# Full wave rectifier capacitance calculation for battery charger

To make a 60A, 220V DC battery charger, how do I calculate output capacitance value to avoid ripple voltage?

I know the C = I*dt/dV formula but is it the same for a capacitive load?

Edit:

I don't want to trickle charge the battery, so I thought I would use a capacitor in parallel to the load (which is battery itself,) so that I can maintain the voltage output at my desired value using a thyristor controlled bridge. This capacitor must deliver current for charging battery without ripple, so I was wondering if I can use same formula or not.

Does this formula apply only for resistive loads?

• In what way is your battery charger a 'capacitive load'? Commented Mar 3, 2022 at 6:40
• A battery that charges for many minutes with 60A of current, ALWAYS avoids ripple voltage. Commented Mar 3, 2022 at 6:49
• You need "only" a resistor for limiting peak current ... Commented Mar 3, 2022 at 6:58
• The battery is the massive capacitance load in xxx kilofarads Commented Mar 3, 2022 at 7:03
• You said you want no ripple, so the capacitance must be infinite. For any practical purpose, the battery is the capacitor. Commented Mar 3, 2022 at 9:48

There are simple means, but with some issues.
As already stated, no capacitor need.
First try, with a simple resistor (no transformer used). What happens?
Only PULSED sinusoidal current. NB: one can use also a tri-phased transformer (lower ripple).
The resistor limits current. See power in it (avg, RMS).

One can use also an inductor (case 1 ohm, 10 mH).

Or a lower resistor (case 0.1 ohm, 10 mH)

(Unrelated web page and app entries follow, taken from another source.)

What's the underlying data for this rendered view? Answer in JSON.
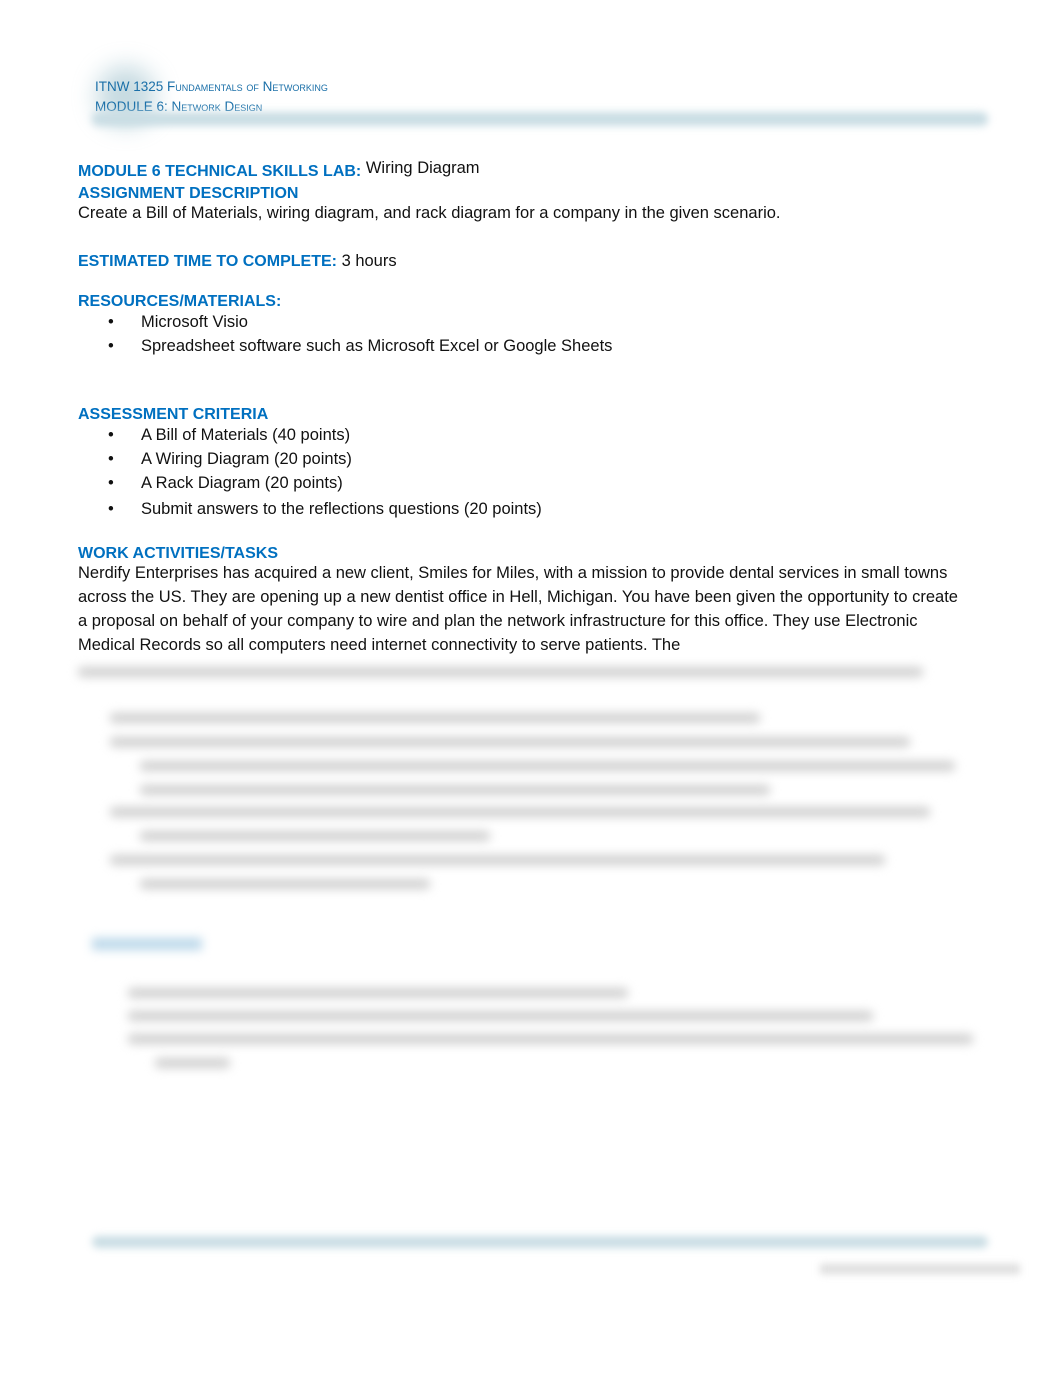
{
  "header": {
    "course_code": "ITNW 1325",
    "course_name": "Fundamentals of Networking",
    "module": "MODULE 6:",
    "module_name": "Network Design"
  },
  "lab": {
    "label": "MODULE 6 TECHNICAL SKILLS LAB:",
    "title": "Wiring Diagram"
  },
  "assignment": {
    "heading": "ASSIGNMENT DESCRIPTION",
    "text": "Create a Bill of Materials, wiring diagram, and rack diagram for a company in the given scenario."
  },
  "time": {
    "label": "ESTIMATED TIME TO COMPLETE:",
    "value": "3 hours"
  },
  "resources": {
    "heading": "RESOURCES/MATERIALS:",
    "items": [
      "Microsoft Visio",
      "Spreadsheet software such as Microsoft Excel or Google Sheets"
    ]
  },
  "assessment": {
    "heading": "ASSESSMENT CRITERIA",
    "items": [
      "A Bill of Materials (40 points)",
      "A Wiring Diagram (20 points)",
      "A Rack Diagram (20 points)",
      "Submit answers to the reflections questions (20 points)"
    ]
  },
  "work": {
    "heading": "WORK ACTIVITIES/TASKS",
    "text": "Nerdify Enterprises has acquired a new client, Smiles for Miles, with a mission to provide dental services in small towns across the US. They are opening up a new dentist office in Hell, Michigan. You have been given the opportunity to create a proposal on behalf of your company to wire and plan the network infrastructure for this office. They use Electronic Medical Records so all computers need internet connectivity to serve patients. The"
  }
}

NB: some practical problems to solve.
Power in the resistor (200 W?), current in the inductor (10 mH with 60A?).
Use of some voltage points in the output transformer secondary or auto-transformer.
Use of "electronic transformer". As this one ... To be tested.